> [WHAT IS REQUIRED] Find each line of the entries with the string "date", please, and copy it.

> [EXERCISE MATERIAL]

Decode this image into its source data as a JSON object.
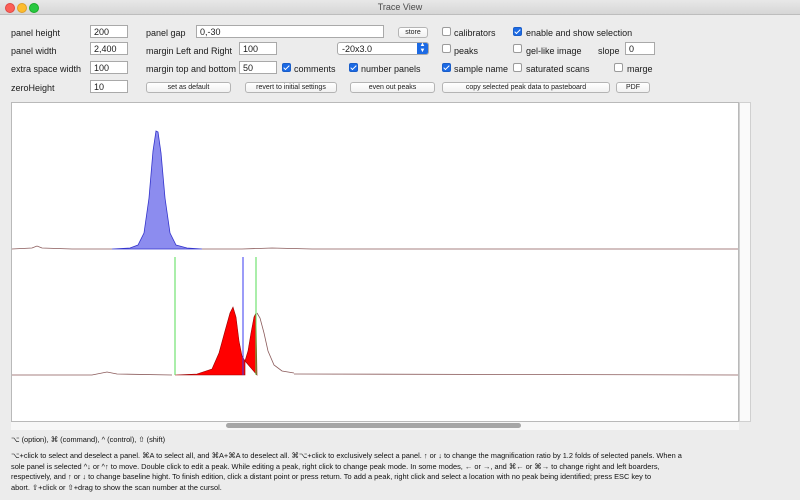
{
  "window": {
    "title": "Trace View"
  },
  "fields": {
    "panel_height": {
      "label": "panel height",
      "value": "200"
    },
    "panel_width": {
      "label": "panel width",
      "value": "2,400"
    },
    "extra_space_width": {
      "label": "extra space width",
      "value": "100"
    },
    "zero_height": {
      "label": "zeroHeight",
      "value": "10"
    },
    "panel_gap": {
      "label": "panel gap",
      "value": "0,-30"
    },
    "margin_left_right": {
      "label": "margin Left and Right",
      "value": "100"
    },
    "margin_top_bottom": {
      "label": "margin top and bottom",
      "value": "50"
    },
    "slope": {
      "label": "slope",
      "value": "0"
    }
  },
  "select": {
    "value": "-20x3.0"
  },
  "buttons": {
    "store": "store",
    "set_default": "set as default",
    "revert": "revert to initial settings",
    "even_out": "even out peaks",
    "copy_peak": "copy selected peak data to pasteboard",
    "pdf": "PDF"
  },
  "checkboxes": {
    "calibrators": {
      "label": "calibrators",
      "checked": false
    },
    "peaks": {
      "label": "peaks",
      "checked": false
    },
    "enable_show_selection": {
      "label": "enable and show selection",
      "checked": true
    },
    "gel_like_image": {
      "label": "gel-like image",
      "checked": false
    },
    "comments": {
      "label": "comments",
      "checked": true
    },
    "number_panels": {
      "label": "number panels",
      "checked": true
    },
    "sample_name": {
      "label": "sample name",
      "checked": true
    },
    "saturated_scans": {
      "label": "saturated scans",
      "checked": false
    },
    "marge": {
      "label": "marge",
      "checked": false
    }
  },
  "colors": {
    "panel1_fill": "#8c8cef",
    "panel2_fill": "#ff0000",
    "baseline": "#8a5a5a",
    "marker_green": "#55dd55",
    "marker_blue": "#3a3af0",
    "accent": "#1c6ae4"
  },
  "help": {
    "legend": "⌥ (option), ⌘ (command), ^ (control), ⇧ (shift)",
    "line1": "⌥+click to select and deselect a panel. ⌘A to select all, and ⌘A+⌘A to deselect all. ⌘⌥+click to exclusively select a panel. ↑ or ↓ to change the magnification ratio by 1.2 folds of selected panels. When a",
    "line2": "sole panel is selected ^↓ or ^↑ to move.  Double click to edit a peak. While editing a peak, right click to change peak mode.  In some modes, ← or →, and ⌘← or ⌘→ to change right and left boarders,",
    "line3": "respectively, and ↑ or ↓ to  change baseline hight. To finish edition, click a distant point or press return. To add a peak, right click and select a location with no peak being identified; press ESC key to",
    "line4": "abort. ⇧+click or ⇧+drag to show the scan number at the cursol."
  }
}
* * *
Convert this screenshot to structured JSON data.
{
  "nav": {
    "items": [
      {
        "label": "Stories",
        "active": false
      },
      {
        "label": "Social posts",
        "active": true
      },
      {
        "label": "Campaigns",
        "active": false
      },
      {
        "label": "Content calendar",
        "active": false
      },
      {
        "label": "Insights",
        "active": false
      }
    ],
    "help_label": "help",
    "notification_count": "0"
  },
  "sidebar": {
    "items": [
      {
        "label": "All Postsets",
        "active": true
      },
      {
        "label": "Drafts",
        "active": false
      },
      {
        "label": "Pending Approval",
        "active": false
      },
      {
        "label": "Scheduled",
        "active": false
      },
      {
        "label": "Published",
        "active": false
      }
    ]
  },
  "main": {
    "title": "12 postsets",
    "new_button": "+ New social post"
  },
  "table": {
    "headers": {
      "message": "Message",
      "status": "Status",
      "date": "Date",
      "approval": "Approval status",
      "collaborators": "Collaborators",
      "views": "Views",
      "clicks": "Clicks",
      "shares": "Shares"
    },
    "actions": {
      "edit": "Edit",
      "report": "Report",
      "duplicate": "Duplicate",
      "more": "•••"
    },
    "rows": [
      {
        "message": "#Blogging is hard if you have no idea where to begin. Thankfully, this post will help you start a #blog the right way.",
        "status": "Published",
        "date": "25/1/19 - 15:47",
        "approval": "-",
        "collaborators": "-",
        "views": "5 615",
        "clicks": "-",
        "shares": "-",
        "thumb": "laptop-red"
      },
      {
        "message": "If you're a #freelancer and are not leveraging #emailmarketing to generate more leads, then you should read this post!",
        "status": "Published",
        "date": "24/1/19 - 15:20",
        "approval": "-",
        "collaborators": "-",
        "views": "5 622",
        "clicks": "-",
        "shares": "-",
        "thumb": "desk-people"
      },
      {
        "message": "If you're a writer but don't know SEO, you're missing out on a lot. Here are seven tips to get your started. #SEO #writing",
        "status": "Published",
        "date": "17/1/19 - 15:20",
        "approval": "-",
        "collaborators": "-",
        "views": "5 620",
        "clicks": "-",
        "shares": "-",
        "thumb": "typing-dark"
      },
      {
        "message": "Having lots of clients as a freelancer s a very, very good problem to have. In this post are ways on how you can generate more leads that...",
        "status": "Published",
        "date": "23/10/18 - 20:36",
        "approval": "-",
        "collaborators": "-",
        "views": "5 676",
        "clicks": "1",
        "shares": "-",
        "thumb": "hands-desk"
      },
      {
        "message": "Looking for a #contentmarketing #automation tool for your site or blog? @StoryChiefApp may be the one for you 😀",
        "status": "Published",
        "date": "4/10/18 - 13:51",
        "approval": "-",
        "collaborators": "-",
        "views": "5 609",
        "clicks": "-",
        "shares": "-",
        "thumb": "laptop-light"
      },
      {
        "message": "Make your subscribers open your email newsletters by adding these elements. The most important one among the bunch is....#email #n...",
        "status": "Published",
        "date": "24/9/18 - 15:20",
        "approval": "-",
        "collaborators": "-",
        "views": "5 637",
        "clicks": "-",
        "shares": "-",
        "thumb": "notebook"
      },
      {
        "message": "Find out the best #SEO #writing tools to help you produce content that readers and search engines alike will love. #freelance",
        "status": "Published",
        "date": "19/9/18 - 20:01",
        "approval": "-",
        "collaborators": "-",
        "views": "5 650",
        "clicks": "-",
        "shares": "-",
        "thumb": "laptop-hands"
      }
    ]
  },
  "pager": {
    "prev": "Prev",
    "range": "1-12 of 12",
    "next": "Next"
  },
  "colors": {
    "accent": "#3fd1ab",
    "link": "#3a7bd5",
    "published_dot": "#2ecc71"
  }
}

> [ANSWER SPACE]
      "date": "Date",
        "date": "25/1/19 - 15:47",
        "date": "24/1/19 - 15:20",
        "date": "17/1/19 - 15:20",
        "date": "23/10/18 - 20:36",
        "date": "4/10/18 - 13:51",
        "date": "24/9/18 - 15:20",
        "date": "19/9/18 - 20:01",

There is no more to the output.